Tools to measure TQM in health practice
BY ALEXANDER OPICHO
I once attended a short course in Total Quality Management (TQM) in a one-day seminar in Eldoret, which targeted hospital workers at Moi Teaching and Referral Hospital and other managers. The seminar brought together medical doctors, other professional medics, professional managers and chemical engineers. Most notable was Dr Meshack Kitui, a Chemical Engineer teaching Nano-Chemistry at Maasai Mara University and Doctor Elim, an eye specialist at Turkana Level Five Hospital. The key presenters, trainers and speakers included the then Moi University Quality Assurance dean, Professor Laban Ayiro, David Simiyu the then Branch Manager of Kenya Institute of Management (KIM) Eldoret branch, Dr Caleb Akuku, an Expert on management of Quality in Engineering systems and Francis Prachisikombe Nyaraombe an expert on Financial Management Quality systems.
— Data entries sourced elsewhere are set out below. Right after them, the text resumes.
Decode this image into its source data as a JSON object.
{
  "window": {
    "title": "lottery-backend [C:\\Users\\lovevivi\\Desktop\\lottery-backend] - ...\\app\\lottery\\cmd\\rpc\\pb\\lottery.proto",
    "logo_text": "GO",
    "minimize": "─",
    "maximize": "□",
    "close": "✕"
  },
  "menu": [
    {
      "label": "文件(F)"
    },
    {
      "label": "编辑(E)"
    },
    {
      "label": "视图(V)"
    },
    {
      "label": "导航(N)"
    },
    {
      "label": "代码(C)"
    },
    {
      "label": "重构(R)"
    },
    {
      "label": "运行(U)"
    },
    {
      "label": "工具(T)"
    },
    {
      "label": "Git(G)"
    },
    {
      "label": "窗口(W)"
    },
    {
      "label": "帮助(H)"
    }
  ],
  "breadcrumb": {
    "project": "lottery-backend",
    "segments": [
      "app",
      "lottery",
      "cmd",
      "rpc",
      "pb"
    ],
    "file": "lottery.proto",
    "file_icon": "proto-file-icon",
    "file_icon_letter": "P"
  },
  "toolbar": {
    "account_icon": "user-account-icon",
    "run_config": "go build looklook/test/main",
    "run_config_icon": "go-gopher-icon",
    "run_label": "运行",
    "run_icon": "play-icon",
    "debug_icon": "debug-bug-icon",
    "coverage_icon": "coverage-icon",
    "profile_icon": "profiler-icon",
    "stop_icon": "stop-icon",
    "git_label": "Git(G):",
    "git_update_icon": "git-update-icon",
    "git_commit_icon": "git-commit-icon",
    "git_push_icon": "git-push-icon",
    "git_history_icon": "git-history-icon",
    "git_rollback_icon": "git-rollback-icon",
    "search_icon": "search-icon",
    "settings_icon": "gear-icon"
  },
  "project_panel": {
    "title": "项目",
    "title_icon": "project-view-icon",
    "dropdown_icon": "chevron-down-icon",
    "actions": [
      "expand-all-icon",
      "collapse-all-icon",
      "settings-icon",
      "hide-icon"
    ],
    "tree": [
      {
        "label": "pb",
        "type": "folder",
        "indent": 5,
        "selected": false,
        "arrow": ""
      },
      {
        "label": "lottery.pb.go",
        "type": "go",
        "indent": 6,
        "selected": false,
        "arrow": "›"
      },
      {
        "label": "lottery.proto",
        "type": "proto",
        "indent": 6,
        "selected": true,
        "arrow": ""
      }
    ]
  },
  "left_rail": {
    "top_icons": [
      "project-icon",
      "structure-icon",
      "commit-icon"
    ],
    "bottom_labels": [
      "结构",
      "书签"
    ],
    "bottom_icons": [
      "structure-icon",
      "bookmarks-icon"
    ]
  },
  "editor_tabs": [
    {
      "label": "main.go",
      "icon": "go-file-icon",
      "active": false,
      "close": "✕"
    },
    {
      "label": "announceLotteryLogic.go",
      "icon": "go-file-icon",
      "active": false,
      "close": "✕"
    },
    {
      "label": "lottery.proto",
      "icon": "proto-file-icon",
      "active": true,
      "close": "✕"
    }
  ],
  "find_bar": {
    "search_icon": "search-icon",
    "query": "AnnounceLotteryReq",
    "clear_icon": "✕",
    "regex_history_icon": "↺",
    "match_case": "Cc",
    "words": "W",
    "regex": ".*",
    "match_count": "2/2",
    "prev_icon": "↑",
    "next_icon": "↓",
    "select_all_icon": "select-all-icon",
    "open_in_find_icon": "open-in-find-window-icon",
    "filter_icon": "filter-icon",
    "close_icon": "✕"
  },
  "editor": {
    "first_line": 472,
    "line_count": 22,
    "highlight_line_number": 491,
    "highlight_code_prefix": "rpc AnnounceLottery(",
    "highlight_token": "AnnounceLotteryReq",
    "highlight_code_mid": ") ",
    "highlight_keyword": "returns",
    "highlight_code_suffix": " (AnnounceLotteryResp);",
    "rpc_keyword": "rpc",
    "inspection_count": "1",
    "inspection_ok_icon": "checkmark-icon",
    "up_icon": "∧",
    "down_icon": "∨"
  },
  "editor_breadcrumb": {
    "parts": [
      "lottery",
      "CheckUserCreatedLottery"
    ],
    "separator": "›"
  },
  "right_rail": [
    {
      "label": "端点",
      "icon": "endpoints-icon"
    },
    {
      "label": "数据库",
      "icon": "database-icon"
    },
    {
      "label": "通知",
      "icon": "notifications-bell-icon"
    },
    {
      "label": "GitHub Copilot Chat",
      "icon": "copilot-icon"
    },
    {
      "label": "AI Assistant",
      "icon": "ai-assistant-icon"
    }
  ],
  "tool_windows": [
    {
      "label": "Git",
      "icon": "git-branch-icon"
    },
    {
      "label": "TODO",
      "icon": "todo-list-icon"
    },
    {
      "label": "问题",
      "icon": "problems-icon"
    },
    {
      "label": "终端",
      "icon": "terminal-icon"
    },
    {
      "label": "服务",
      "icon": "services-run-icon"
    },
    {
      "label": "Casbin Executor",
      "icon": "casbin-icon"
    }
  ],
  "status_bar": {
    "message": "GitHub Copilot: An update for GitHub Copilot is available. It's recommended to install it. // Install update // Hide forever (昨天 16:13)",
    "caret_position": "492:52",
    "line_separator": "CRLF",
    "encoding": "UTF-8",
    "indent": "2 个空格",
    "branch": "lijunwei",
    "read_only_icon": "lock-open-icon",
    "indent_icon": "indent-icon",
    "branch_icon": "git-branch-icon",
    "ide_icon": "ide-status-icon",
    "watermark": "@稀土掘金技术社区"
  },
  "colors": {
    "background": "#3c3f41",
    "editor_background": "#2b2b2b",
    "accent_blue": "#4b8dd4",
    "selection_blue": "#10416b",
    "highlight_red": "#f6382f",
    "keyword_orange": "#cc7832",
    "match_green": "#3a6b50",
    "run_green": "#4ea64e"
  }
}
Both Nyaraombe and Akuku are also Lecturers at KIM in Eldoret. The day’s agenda was to decipher what ‘Quality’ is, what ‘Total Quality Management’ is, and establish to which extent TQM can be applied in customer funded public health systems.
At the inception of the seminar, Professor Ayiro, explained how the business world sees TQM as an addition to the traditional way of measuring quality. He defined TQM as; ‘Total’ as in made up of the whole ‘Quality’ as pertaining to the degree of excellence, product or service and ‘Management’ as an act, art, or manner of handling, controlling or directing the process.
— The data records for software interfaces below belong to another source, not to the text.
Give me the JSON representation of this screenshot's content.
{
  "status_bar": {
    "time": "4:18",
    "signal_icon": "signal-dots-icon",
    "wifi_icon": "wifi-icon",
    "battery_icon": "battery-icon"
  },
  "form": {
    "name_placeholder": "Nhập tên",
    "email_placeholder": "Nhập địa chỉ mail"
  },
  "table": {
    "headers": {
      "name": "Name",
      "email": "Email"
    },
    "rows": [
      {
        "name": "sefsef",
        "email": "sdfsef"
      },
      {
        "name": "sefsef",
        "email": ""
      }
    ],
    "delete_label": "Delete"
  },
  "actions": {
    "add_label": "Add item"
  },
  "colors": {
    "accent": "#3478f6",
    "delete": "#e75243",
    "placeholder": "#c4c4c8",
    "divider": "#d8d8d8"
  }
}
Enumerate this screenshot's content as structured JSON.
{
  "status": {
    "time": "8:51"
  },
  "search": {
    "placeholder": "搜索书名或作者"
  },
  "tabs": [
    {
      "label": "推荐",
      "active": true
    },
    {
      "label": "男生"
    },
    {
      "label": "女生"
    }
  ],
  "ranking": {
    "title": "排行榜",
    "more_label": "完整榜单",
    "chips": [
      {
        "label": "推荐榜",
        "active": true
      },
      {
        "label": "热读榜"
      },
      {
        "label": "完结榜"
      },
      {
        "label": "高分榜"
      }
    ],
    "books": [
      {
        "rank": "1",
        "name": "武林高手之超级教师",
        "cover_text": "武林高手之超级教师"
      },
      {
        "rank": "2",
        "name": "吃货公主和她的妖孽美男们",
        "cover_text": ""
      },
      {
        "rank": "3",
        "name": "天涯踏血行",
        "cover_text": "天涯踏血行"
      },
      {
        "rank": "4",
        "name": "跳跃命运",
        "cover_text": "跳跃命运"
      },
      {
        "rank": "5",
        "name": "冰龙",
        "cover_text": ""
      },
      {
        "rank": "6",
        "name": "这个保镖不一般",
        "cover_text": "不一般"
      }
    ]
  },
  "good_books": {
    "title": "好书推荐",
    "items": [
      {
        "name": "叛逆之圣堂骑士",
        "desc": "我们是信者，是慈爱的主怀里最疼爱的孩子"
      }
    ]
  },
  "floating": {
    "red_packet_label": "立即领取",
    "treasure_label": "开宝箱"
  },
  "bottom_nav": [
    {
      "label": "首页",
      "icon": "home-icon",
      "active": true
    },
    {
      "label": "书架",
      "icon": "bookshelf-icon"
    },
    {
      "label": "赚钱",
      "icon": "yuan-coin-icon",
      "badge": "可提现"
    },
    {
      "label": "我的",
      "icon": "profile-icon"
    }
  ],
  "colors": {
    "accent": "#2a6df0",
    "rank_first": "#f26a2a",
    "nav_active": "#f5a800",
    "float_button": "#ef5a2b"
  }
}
Ayiro encouraged the audience to appreciate the observations by Dean and Bowen (2015) who argued that all organisations, whether in the public or private sector, need to analyse their managerial effectiveness within their specific contexts and cultures in order to obtain information about their comparative performance with competitors, and hence take steps to become more productive. He said this with hope that it would help illuminate the way to understand the terms ‘Total’, ‘Quality’, and ‘Management.’
During the training, Dr Akuku alluded to Aristotelian philosophy that ‘Quality is a habit of excellence in whatever you do in your capacity as a public servant,’ a position he defended by pointing out that, “if a public health service provider can embrace the main tools of Quality Management that include TQM, Kempa Kaizen, Six Sigma, Statistical Quality Control, Capability Index, Leadership, Documentation and communication, then excellence in public health service would be achieved at individual and at National level.”
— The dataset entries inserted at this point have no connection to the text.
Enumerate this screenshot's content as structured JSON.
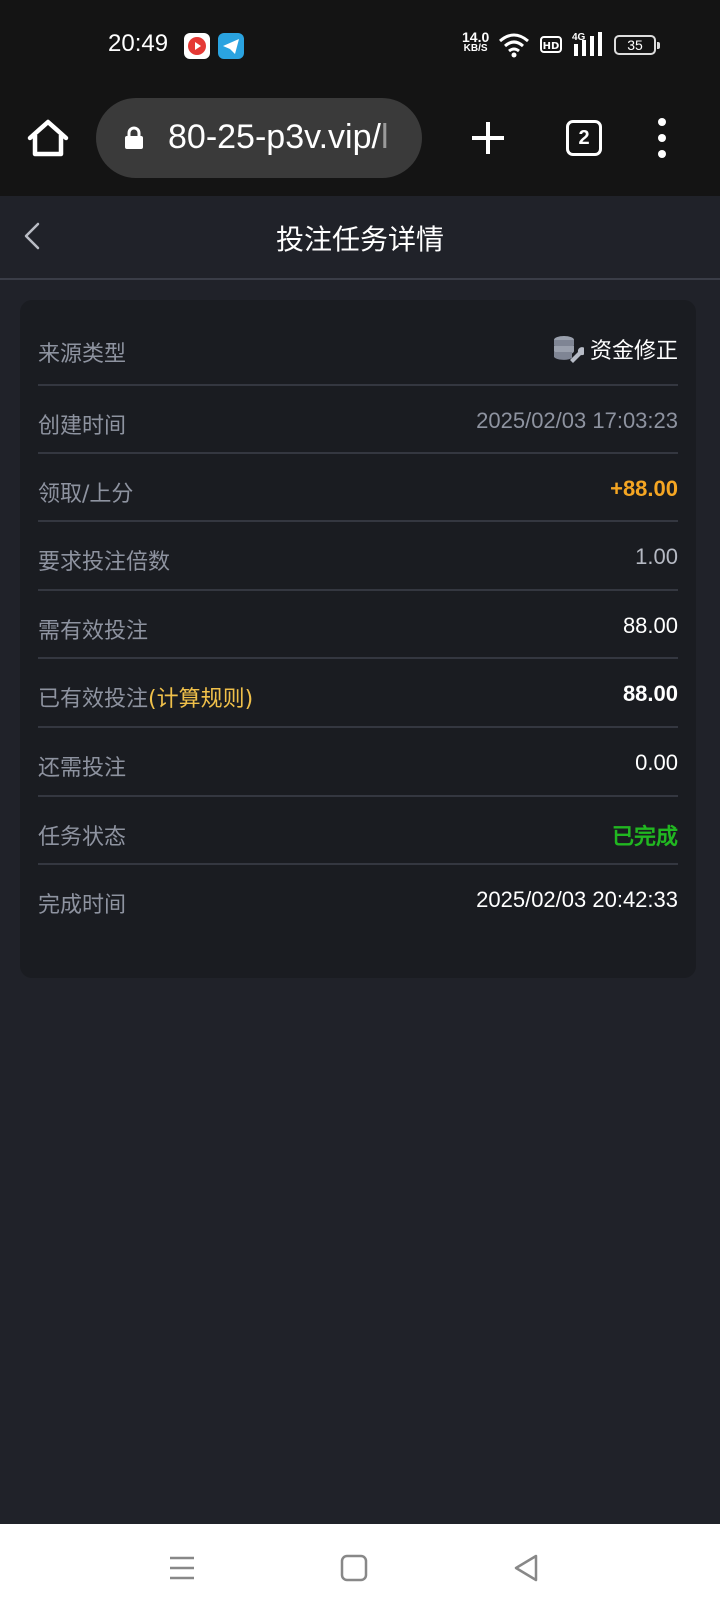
{
  "status_bar": {
    "time": "20:49",
    "net_speed_value": "14.0",
    "net_speed_unit": "KB/S",
    "hd": "HD",
    "network": "4G",
    "battery": "35"
  },
  "browser": {
    "url_main": "80-25-p3v.vip/",
    "url_tail": "l",
    "tab_count": "2"
  },
  "header": {
    "title": "投注任务详情"
  },
  "details": {
    "source_type_label": "来源类型",
    "source_type_value": "资金修正",
    "created_label": "创建时间",
    "created_value": "2025/02/03 17:03:23",
    "claim_label": "领取/上分",
    "claim_value": "+88.00",
    "multiplier_label": "要求投注倍数",
    "multiplier_value": "1.00",
    "required_label": "需有效投注",
    "required_value": "88.00",
    "done_label": "已有效投注",
    "calc_rule_link": "(计算规则)",
    "done_value": "88.00",
    "remaining_label": "还需投注",
    "remaining_value": "0.00",
    "status_label": "任务状态",
    "status_value": "已完成",
    "finish_label": "完成时间",
    "finish_value": "2025/02/03 20:42:33"
  },
  "colors": {
    "accent_orange": "#f5a623",
    "status_green": "#21b721",
    "link_yellow": "#f0c04a"
  }
}
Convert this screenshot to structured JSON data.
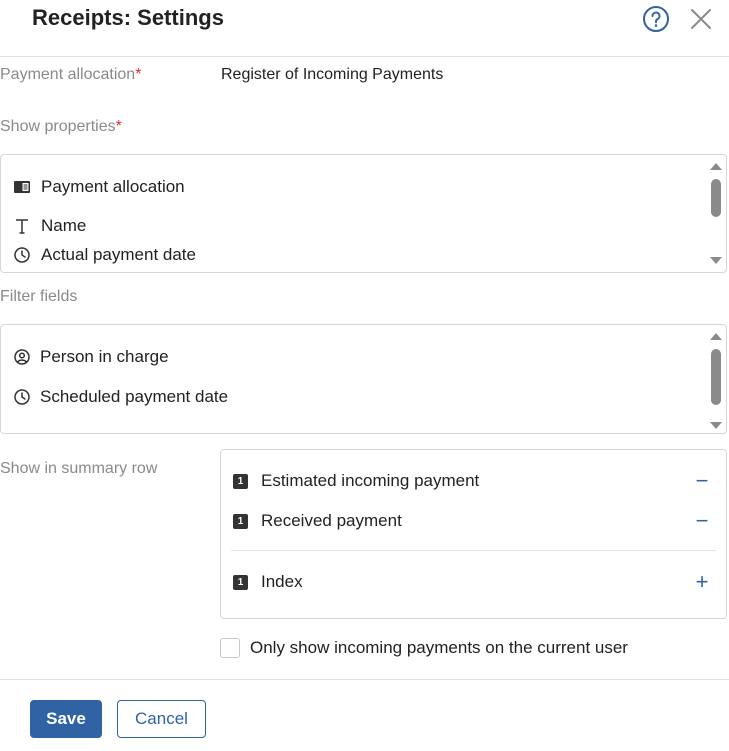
{
  "dialog": {
    "title": "Receipts: Settings"
  },
  "payment_allocation": {
    "label": "Payment allocation",
    "required_mark": "*",
    "value": "Register of Incoming Payments"
  },
  "show_properties": {
    "label": "Show properties",
    "required_mark": "*",
    "items": [
      {
        "label": "Payment allocation",
        "icon": "catalog-icon"
      },
      {
        "label": "Name",
        "icon": "text-type-icon"
      },
      {
        "label": "Actual payment date",
        "icon": "clock-icon"
      }
    ]
  },
  "filter_fields": {
    "label": "Filter fields",
    "items": [
      {
        "label": "Person in charge",
        "icon": "user-circle-icon"
      },
      {
        "label": "Scheduled payment date",
        "icon": "clock-icon"
      }
    ]
  },
  "summary_row": {
    "label": "Show in summary row",
    "badge": "1",
    "selected": [
      {
        "label": "Estimated incoming payment",
        "action": "−"
      },
      {
        "label": "Received payment",
        "action": "−"
      }
    ],
    "available": [
      {
        "label": "Index",
        "action": "+"
      }
    ]
  },
  "only_current_user": {
    "label": "Only show incoming payments on the current user",
    "checked": false
  },
  "buttons": {
    "save": "Save",
    "cancel": "Cancel"
  },
  "colors": {
    "accent": "#2f63a3",
    "required": "#d9302c",
    "label_gray": "#8a8a8a"
  }
}
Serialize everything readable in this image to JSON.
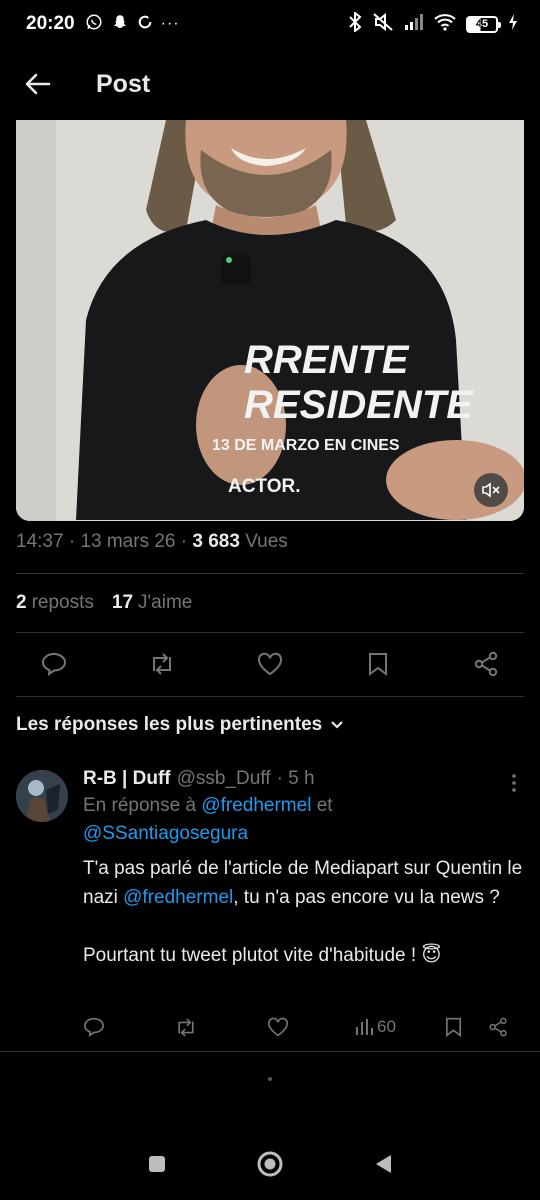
{
  "status_bar": {
    "time": "20:20",
    "battery": "45"
  },
  "header": {
    "title": "Post"
  },
  "media": {
    "shirt_line1": "RRENTE",
    "shirt_line2": "RESIDENTE",
    "shirt_line3": "13 DE MARZO EN CINES",
    "shirt_line4": "ACTOR."
  },
  "post_meta": {
    "time": "14:37",
    "separator": "·",
    "date": "13 mars 26",
    "views_count": "3 683",
    "views_label": "Vues"
  },
  "stats": {
    "reposts_count": "2",
    "reposts_label": "reposts",
    "likes_count": "17",
    "likes_label": "J'aime"
  },
  "sort": {
    "label": "Les réponses les plus pertinentes"
  },
  "reply": {
    "name": "R-B | Duff",
    "handle": "@ssb_Duff",
    "time": "· 5 h",
    "reply_to_prefix": "En réponse à",
    "reply_to_user1": "@fredhermel",
    "reply_to_and": "et",
    "reply_to_user2": "@SSantiagosegura",
    "text_part1": "T'a pas parlé de l'article de Mediapart sur Quentin le nazi",
    "text_mention": "@fredhermel",
    "text_part2": ", tu n'a pas encore vu la news ?",
    "text_line2": "Pourtant tu tweet plutot vite d'habitude !",
    "emoji": "😇",
    "views": "60"
  },
  "colors": {
    "background": "#000000",
    "text_primary": "#e7e9ea",
    "text_secondary": "#71767b",
    "accent": "#1d9bf0",
    "divider": "#2f3336"
  }
}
Of concern was the universality of Six Sigma as a quality management tool. Professor Ayiro had praised the six-sigma principal for its effectiveness in managing the quality process of the health care system. He argued that Six Sigma predicts possibility of error and prevents probability of failure of expected quality level not to deviate from the expected standard by only allowing the standard deviation with a magnitude of positive or negative three.
Is six-sigma in public health plausible?
The intellectual back-drop readily attests that Professor Ayiro was right. It is evident in scholarly writings on quality economics that management scholars such as Mitzberg, Dean Kontz, Crossby, Juran and Oakland have praised Six Sigma to be the magic behind industrial achievements in quality management in the USA and Japan. The main logic behind the glorified six-sigma in the industrial world is that it enables the quality system to suffer minimal deviation to an extent of negative or positive magnitude of the standard deviation.
However, the technical undoing of Six Sigma is that the size three of its standard deviation in the industrial world can be tolerated, but it is not the case in management of healthcare systems. The standard deviation with a magnitude of three in a hospital system can sometimes mean deaths of a hundred patients in a day or hundred surgical failures in a week. Dr Elim alluded to the sociological values of clinical practice like clinical governance, clinical effectiveness, and quality of patient care to fault the Managerial Six Sigma by arguing out that the standard deviation with the Magnitude of three in some public health-care facilities like Kenyatta National hospital can be equivalent to clinical officer letting over a thousand people to die because on that day, the same clinical officer had succeeded to save 96,000 lives.
Primary essence of nursing
Generally, an intellectual back-up for faulting of the Managerial-economics Six-Sigma borrows some strength from the book Clinical Effectiveness in Nursing by Kenworthy, Snowley and Gilling (2015) who jointly argue that the primary essence of nursing is to provide corrective care with one primary focus on beyond zero death. It is under such light-shedding contexts that one can realise that the philosophy of ‘beyond zero death’ as enticed by Margaret Kenyatta is ethically important and valuable way of out-look in the medical world.
In a nutshell
In the workshop, the celebrated tools of TQM were not accepted as strategically effective in health quality management systems. It was also deliberated that the Supply chain management tools as used in the commercial world need to be refine-tuned to fit the expectations of users of a healthcare system. However, it was agreed that there is need for a strong Total Quality Culture (TQC) in all healthcare organisations.
Alexander Opicho is an essayist and freelance writer based in Lodwar, Kenya. Email: email@example.com